--- Work instructions ---
Copies of all lines that contain "value" are needed; take them from the data below.

--- Material for this task ---

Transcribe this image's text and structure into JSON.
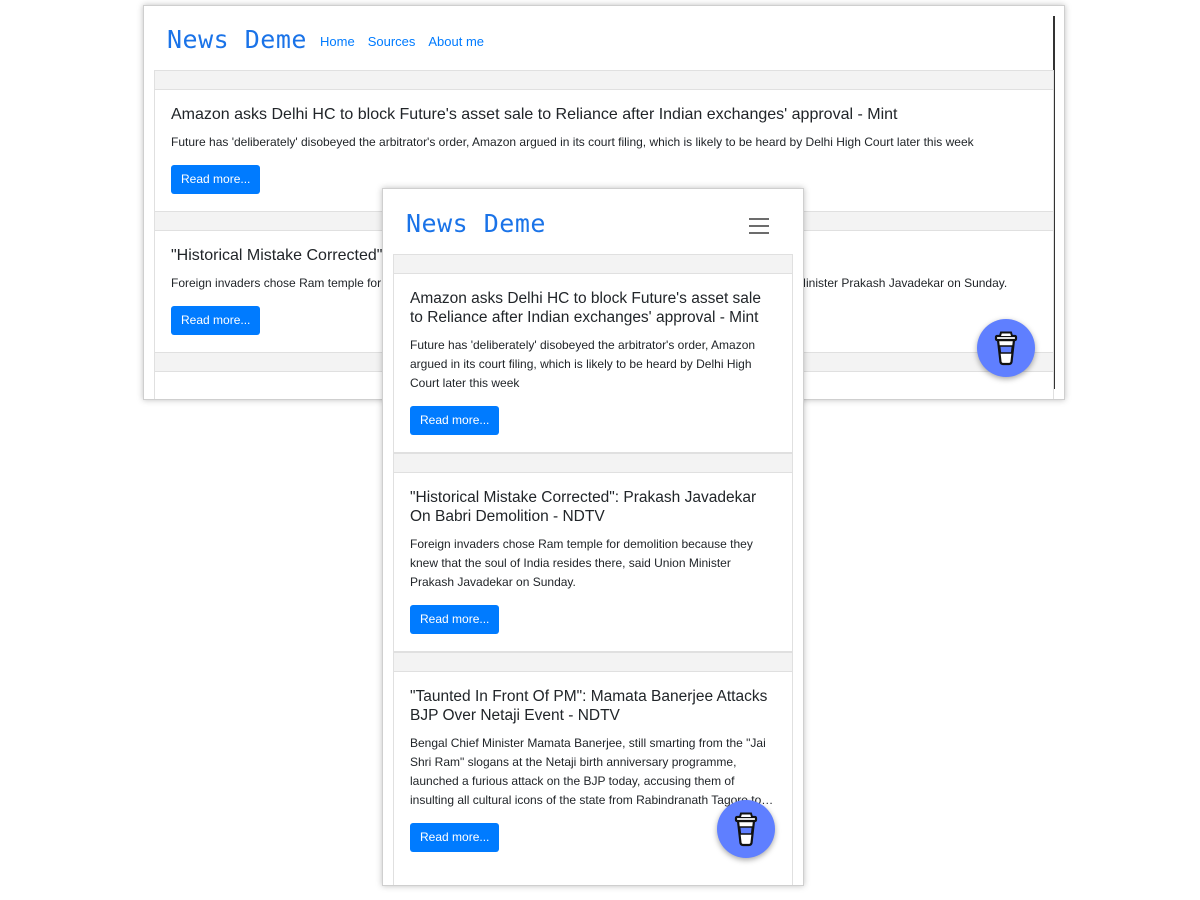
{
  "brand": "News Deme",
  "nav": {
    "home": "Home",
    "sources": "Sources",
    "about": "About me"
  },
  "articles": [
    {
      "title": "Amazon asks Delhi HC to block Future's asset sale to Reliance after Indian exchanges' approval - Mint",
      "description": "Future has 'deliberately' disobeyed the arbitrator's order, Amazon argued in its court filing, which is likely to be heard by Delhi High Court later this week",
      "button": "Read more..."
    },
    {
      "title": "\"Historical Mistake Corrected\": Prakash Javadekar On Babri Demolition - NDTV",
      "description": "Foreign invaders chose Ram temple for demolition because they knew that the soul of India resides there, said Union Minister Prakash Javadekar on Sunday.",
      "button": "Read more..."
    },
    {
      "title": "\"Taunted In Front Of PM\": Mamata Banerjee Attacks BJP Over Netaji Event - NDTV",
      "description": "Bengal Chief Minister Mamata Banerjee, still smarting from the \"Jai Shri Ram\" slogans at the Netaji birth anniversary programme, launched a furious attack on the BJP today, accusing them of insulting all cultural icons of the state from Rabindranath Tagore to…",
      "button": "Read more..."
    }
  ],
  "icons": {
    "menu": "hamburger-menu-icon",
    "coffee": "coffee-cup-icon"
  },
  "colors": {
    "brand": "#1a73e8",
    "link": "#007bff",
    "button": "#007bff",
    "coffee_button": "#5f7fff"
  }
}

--

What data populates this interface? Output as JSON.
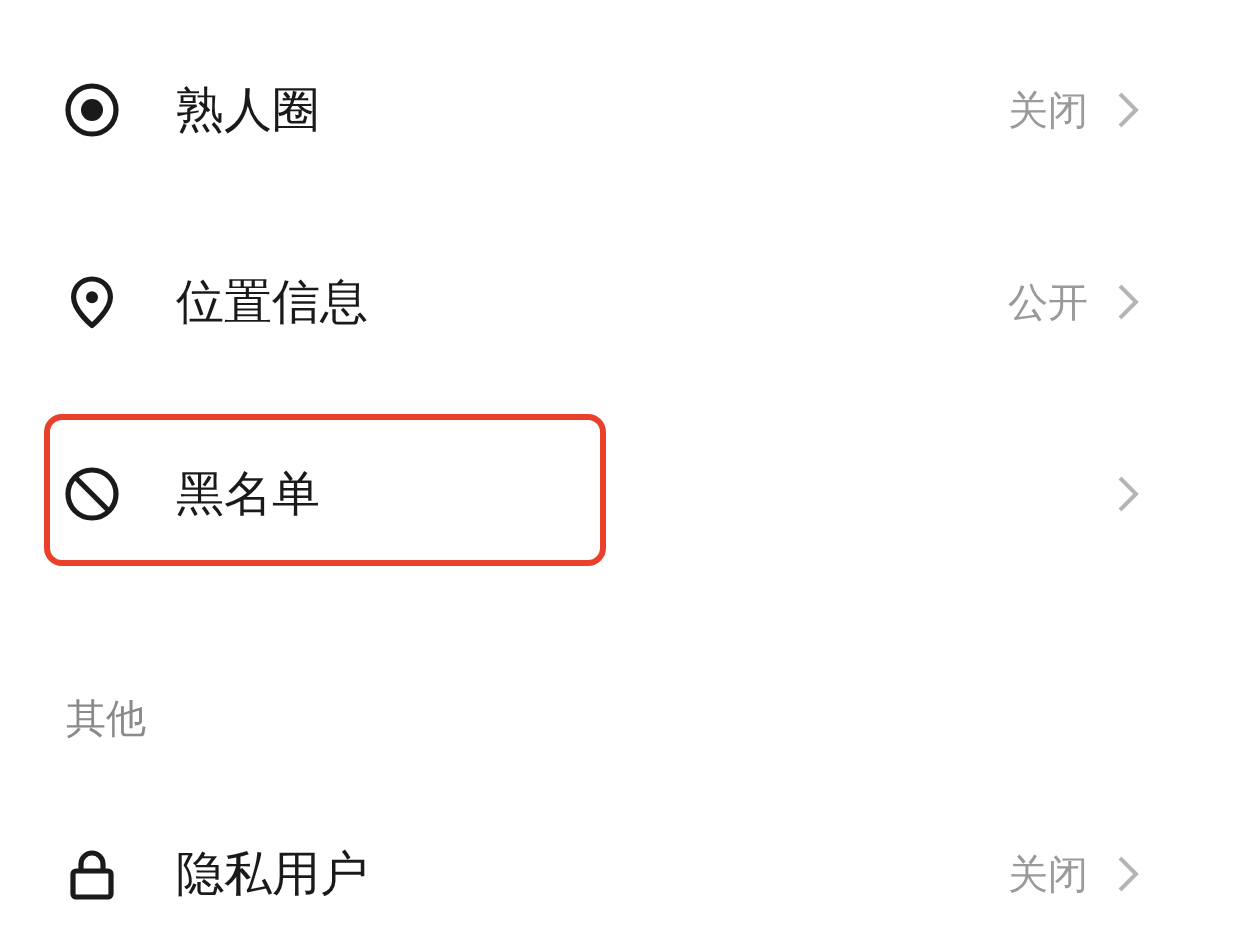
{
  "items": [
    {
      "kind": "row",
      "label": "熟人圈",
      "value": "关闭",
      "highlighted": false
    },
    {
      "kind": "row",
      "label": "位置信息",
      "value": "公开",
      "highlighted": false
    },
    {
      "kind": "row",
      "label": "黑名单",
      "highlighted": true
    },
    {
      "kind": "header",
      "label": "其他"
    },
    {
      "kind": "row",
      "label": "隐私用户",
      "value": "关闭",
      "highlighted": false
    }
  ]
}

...

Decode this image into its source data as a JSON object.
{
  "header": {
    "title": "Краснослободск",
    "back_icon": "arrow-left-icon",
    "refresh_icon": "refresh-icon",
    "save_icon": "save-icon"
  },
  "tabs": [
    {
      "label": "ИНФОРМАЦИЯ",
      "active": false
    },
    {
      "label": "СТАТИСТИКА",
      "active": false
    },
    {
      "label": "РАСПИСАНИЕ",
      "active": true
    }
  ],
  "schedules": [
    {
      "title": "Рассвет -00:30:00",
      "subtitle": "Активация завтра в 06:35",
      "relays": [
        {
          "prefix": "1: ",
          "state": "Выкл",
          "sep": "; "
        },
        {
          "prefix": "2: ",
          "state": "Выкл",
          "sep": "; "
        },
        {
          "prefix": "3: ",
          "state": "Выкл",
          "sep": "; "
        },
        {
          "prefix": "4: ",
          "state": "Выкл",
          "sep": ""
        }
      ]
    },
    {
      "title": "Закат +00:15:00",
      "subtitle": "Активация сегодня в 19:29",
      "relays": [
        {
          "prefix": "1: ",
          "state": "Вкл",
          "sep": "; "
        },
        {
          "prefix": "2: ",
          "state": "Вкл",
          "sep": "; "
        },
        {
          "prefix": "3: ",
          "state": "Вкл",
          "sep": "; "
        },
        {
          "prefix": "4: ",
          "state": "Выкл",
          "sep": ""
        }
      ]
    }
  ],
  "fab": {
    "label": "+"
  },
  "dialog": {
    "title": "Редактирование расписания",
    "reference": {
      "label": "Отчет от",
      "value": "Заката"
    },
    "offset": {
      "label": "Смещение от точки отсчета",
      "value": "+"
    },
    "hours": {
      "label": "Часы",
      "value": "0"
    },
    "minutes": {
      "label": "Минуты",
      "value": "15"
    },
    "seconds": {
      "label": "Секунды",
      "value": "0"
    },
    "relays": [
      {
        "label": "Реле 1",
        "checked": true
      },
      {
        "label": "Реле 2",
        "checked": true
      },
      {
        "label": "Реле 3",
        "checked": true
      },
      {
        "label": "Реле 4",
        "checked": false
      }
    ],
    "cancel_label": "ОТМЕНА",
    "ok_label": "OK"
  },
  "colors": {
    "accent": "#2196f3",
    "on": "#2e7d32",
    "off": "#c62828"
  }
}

--- Expected output ---
      "value": "关闭",
      "value": "公开",
      "value": "关闭",
      "value": "Заката"
      "value": "+"
      "value": "0"
      "value": "15"
      "value": "0"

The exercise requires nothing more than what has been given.